People who have been devout Christians from the cradle sometimes have a problem with prodigals. They can’t see why such a fuss needs to be made when one returns. Proud and self-righteous Cradle Christians can demonstrate little joy in their lives when a fellow Christian repents and returns to church even though we are called to be joy-filled evangelisers of the gospel. We all need to reflect that Jesus died for us. We all have an enormous amount to be grateful for and ensure we have made a personal conscious adult decision to repent, ask Jesus fully into our lives and for the Holy Spirit to give us a full measure of all his spiritual gifts. If heaven rejoices when a lost prodigal son or daughter is found, then so should we.
The Pharisees had repeatedly complained when Jesus ate with sinners or healed people on a Sabbath. The Pharisees should have been rejoicing – along with the angels in heaven – when they witnessed conversions, repentance and healings.
The king has been richly blessed by God. His ‘lips have been anointed with grace’ (v.2).
He rides forth victoriously to uphold justice and loves ‘truth, humility and righteousness’ (v.4). The Queen of Great Britain exemplifies these virtues and we extend our condolences to her on the death of her husband, Prince Philip.
We can see why God has blessed our Queen with such a long life. She is not embarrassed to profess her faith in Jesus Christ. Our National Anthem is a prayer for God to save her and give her long life. Even though she has experienced many public and personal tragedies, deep inside her she has the deep rooted joy of the gospel.
Jesus’ dominion will last for ever. He loves justice and righteousness. He hates wickedness (v.7). His name is above all other names.
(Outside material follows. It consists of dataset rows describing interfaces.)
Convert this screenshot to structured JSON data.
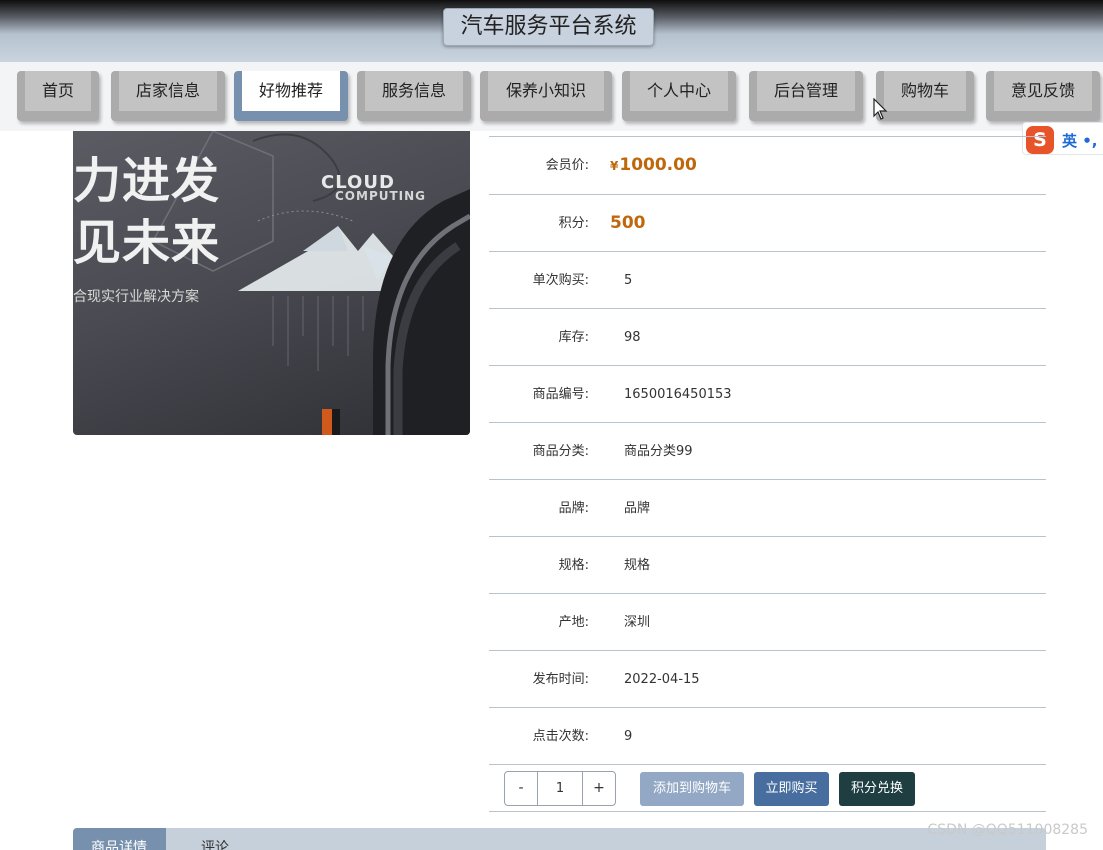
{
  "header": {
    "title": "汽车服务平台系统"
  },
  "nav": {
    "items": [
      {
        "label": "首页"
      },
      {
        "label": "店家信息"
      },
      {
        "label": "好物推荐",
        "active": true
      },
      {
        "label": "服务信息"
      },
      {
        "label": "保养小知识"
      },
      {
        "label": "个人中心"
      },
      {
        "label": "后台管理"
      },
      {
        "label": "购物车"
      },
      {
        "label": "意见反馈"
      }
    ]
  },
  "ime": {
    "logo": "S",
    "text": "英 •,"
  },
  "product_image": {
    "line1": "力进发",
    "line2": "见未来",
    "line3": "合现实行业解决方案",
    "cloud": "CLOUD",
    "computing": "COMPUTING"
  },
  "details": {
    "member_price": {
      "label": "会员价:",
      "currency": "¥",
      "value": "1000.00"
    },
    "points": {
      "label": "积分:",
      "value": "500"
    },
    "single_purchase": {
      "label": "单次购买:",
      "value": "5"
    },
    "stock": {
      "label": "库存:",
      "value": "98"
    },
    "product_code": {
      "label": "商品编号:",
      "value": "1650016450153"
    },
    "category": {
      "label": "商品分类:",
      "value": "商品分类99"
    },
    "brand": {
      "label": "品牌:",
      "value": "品牌"
    },
    "spec": {
      "label": "规格:",
      "value": "规格"
    },
    "origin": {
      "label": "产地:",
      "value": "深圳"
    },
    "publish_time": {
      "label": "发布时间:",
      "value": "2022-04-15"
    },
    "clicks": {
      "label": "点击次数:",
      "value": "9"
    }
  },
  "actions": {
    "minus": "-",
    "quantity": "1",
    "plus": "+",
    "add_to_cart": "添加到购物车",
    "buy_now": "立即购买",
    "redeem_points": "积分兑换"
  },
  "tabs": [
    {
      "label": "商品详情",
      "active": true
    },
    {
      "label": "评论"
    }
  ],
  "watermark": "CSDN @QQ511008285",
  "colors": {
    "accent": "#7790ad",
    "price": "#c0670b",
    "buy_button": "#476e9e",
    "points_button": "#1e3e41",
    "cart_button": "#93a8c4"
  }
}
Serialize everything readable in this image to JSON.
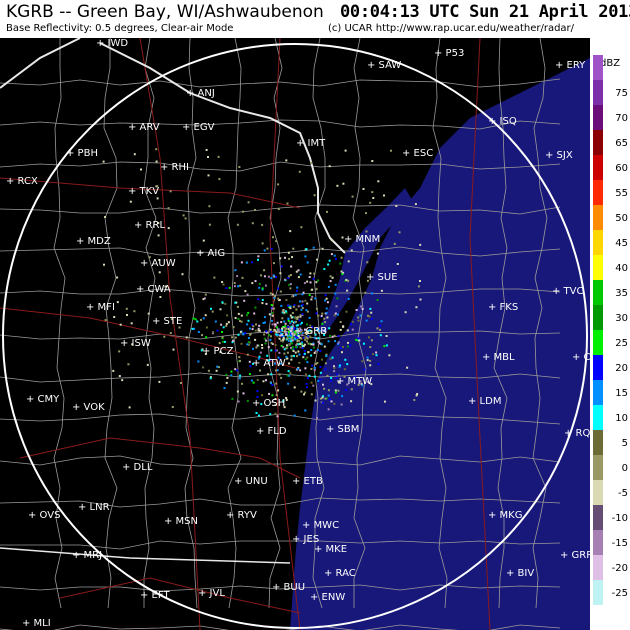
{
  "header": {
    "station": "KGRB -- Green Bay, WI/Ashwaubenon",
    "datetime": "00:04:13 UTC Sun 21 April 2013",
    "product": "Base Reflectivity: 0.5 degrees, Clear-air Mode",
    "credit": "(c) UCAR  http://www.rap.ucar.edu/weather/radar/"
  },
  "legend": {
    "title": "dBZ",
    "levels": [
      {
        "label": "75",
        "color": "#9e53c9"
      },
      {
        "label": "70",
        "color": "#7b2fa8"
      },
      {
        "label": "65",
        "color": "#6b0e7a"
      },
      {
        "label": "60",
        "color": "#8b0000"
      },
      {
        "label": "55",
        "color": "#cd0000"
      },
      {
        "label": "50",
        "color": "#ff2a00"
      },
      {
        "label": "45",
        "color": "#ff8c00"
      },
      {
        "label": "40",
        "color": "#ffd700"
      },
      {
        "label": "35",
        "color": "#ffff00"
      },
      {
        "label": "30",
        "color": "#00c800"
      },
      {
        "label": "25",
        "color": "#009900"
      },
      {
        "label": "20",
        "color": "#00ee00"
      },
      {
        "label": "15",
        "color": "#0000ff"
      },
      {
        "label": "10",
        "color": "#0090ff"
      },
      {
        "label": "5",
        "color": "#00ffff"
      },
      {
        "label": "0",
        "color": "#6b6b36"
      },
      {
        "label": "-5",
        "color": "#999966"
      },
      {
        "label": "-10",
        "color": "#d9d9b3"
      },
      {
        "label": "-15",
        "color": "#664d73"
      },
      {
        "label": "-20",
        "color": "#a680b3"
      },
      {
        "label": "-25",
        "color": "#e0bfe6"
      },
      {
        "label": "",
        "color": "#bff2f2"
      }
    ]
  },
  "map": {
    "lake_color": "#18187a",
    "county_color": "#9a9a9a",
    "state_color": "#e8e8e8",
    "highway_color": "#8b1a1a",
    "range_ring_color": "#ffffff"
  },
  "cities": [
    {
      "name": "IWD"
    },
    {
      "name": "SAW"
    },
    {
      "name": "P53"
    },
    {
      "name": "ERY"
    },
    {
      "name": "ANJ"
    },
    {
      "name": "ISQ"
    },
    {
      "name": "SJX"
    },
    {
      "name": "ARV"
    },
    {
      "name": "EGV"
    },
    {
      "name": "IMT"
    },
    {
      "name": "PBH"
    },
    {
      "name": "RHI"
    },
    {
      "name": "ESC"
    },
    {
      "name": "RCX"
    },
    {
      "name": "TKV"
    },
    {
      "name": "RRL"
    },
    {
      "name": "MNM"
    },
    {
      "name": "MDZ"
    },
    {
      "name": "AIG"
    },
    {
      "name": "AUW"
    },
    {
      "name": "SUE"
    },
    {
      "name": "CWA"
    },
    {
      "name": "TVC"
    },
    {
      "name": "MFI"
    },
    {
      "name": "STE"
    },
    {
      "name": "FKS"
    },
    {
      "name": "GRB"
    },
    {
      "name": "ISW"
    },
    {
      "name": "PCZ"
    },
    {
      "name": "ATW"
    },
    {
      "name": "MBL"
    },
    {
      "name": "CAD"
    },
    {
      "name": "MTW"
    },
    {
      "name": "CMY"
    },
    {
      "name": "OSH"
    },
    {
      "name": "VOK"
    },
    {
      "name": "LDM"
    },
    {
      "name": "FLD"
    },
    {
      "name": "SBM"
    },
    {
      "name": "RQB"
    },
    {
      "name": "DLL"
    },
    {
      "name": "UNU"
    },
    {
      "name": "ETB"
    },
    {
      "name": "LNR"
    },
    {
      "name": "OVS"
    },
    {
      "name": "MSN"
    },
    {
      "name": "RYV"
    },
    {
      "name": "MWC"
    },
    {
      "name": "MKG"
    },
    {
      "name": "JES"
    },
    {
      "name": "MKE"
    },
    {
      "name": "GRR"
    },
    {
      "name": "MRJ"
    },
    {
      "name": "RAC"
    },
    {
      "name": "BIV"
    },
    {
      "name": "EFT"
    },
    {
      "name": "JVL"
    },
    {
      "name": "BUU"
    },
    {
      "name": "ENW"
    },
    {
      "name": "MLI"
    }
  ]
}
The Holy Spirit anoints Christians with his everlasting joy.
‘Therefore God, your God, has set you above your companions by anointing you with the oil of joy’ (v.7).